═════ Source material

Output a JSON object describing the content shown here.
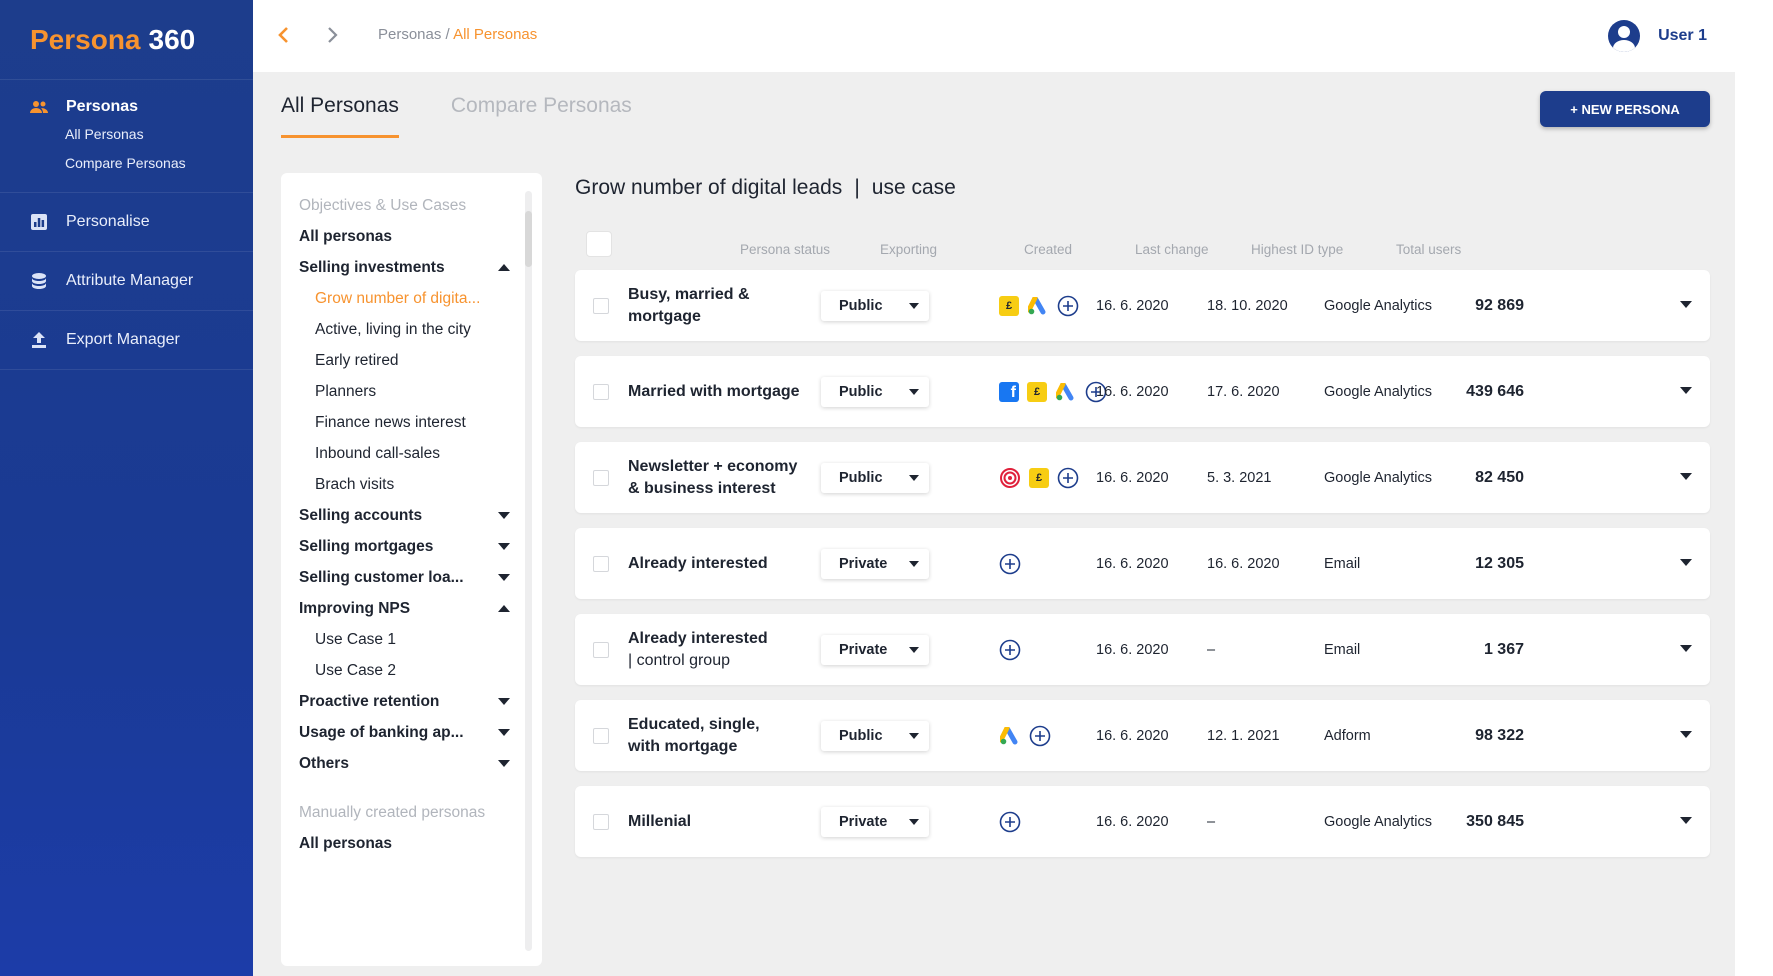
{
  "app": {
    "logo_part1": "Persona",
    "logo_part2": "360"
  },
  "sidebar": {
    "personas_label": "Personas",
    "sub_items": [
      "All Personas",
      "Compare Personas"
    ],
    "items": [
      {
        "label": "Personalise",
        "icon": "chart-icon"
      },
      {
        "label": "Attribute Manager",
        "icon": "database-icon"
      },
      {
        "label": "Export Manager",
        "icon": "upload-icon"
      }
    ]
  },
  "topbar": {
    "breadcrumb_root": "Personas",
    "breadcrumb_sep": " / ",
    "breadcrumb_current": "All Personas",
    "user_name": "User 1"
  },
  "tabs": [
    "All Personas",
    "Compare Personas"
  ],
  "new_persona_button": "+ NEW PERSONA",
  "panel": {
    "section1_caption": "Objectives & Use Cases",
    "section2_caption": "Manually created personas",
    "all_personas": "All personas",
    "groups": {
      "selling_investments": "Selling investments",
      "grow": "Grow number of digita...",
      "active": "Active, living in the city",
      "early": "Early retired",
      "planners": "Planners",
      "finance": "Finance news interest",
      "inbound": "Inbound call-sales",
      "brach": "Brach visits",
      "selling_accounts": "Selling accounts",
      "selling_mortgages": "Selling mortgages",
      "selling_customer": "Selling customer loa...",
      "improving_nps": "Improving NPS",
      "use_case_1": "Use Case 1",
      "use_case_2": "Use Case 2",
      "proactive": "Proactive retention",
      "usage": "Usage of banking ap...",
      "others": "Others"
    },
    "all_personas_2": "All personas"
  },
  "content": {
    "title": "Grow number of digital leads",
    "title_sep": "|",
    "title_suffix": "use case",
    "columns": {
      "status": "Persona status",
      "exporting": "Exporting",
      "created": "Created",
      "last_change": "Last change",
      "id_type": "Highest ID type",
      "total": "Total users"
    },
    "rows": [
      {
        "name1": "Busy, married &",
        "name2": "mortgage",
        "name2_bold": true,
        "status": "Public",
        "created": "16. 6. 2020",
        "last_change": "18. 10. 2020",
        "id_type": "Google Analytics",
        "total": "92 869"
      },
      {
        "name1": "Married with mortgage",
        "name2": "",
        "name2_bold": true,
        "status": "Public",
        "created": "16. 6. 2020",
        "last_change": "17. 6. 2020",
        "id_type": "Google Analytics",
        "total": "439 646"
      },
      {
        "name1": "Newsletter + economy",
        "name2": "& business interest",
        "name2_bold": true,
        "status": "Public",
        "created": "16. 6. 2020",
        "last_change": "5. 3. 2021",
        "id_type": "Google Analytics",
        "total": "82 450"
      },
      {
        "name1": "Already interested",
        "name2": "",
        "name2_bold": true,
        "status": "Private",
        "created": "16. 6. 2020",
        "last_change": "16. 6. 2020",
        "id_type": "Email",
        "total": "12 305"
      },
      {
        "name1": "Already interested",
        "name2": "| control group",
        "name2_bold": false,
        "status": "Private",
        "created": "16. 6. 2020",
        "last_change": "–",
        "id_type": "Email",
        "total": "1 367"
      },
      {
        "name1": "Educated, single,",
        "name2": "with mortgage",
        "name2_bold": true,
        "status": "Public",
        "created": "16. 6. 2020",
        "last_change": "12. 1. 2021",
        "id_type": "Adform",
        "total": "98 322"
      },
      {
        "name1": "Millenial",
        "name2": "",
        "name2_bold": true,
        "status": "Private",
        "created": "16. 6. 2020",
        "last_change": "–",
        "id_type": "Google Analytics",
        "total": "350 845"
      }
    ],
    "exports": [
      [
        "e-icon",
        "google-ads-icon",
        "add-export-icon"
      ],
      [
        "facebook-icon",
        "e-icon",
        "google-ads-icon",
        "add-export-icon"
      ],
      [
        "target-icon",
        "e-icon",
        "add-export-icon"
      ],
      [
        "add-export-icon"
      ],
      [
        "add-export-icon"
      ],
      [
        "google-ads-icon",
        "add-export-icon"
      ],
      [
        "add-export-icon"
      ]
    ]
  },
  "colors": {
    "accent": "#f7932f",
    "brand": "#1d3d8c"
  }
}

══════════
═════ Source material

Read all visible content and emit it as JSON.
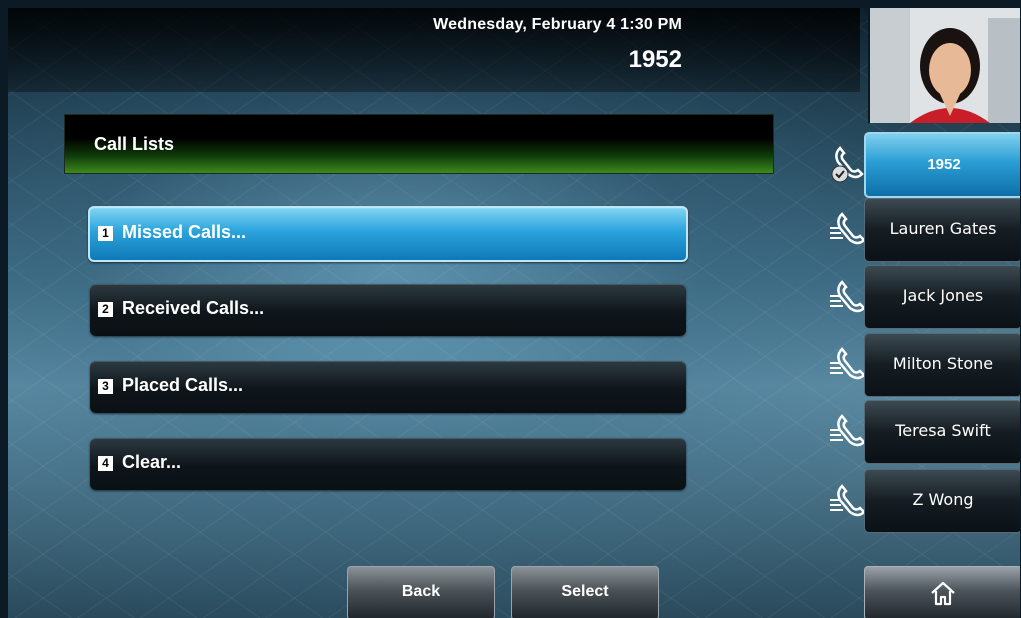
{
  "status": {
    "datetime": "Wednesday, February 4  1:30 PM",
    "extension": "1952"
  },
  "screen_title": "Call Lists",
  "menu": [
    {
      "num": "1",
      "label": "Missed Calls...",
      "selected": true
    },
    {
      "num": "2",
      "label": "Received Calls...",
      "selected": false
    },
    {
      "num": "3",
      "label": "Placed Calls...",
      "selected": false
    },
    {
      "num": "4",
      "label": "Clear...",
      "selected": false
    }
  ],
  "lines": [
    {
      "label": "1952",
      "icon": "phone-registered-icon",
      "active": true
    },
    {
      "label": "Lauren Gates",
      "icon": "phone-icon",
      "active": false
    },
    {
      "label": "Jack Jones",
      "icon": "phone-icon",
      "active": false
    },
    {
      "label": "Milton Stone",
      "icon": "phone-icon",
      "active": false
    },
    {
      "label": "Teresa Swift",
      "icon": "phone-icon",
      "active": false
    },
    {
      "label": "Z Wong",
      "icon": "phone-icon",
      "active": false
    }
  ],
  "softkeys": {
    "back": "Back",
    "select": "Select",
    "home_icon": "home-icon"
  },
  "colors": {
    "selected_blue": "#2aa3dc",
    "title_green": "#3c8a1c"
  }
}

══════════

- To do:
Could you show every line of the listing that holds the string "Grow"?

- Written response:
      "grow": "Grow number of digita...",
    "title": "Grow number of digital leads",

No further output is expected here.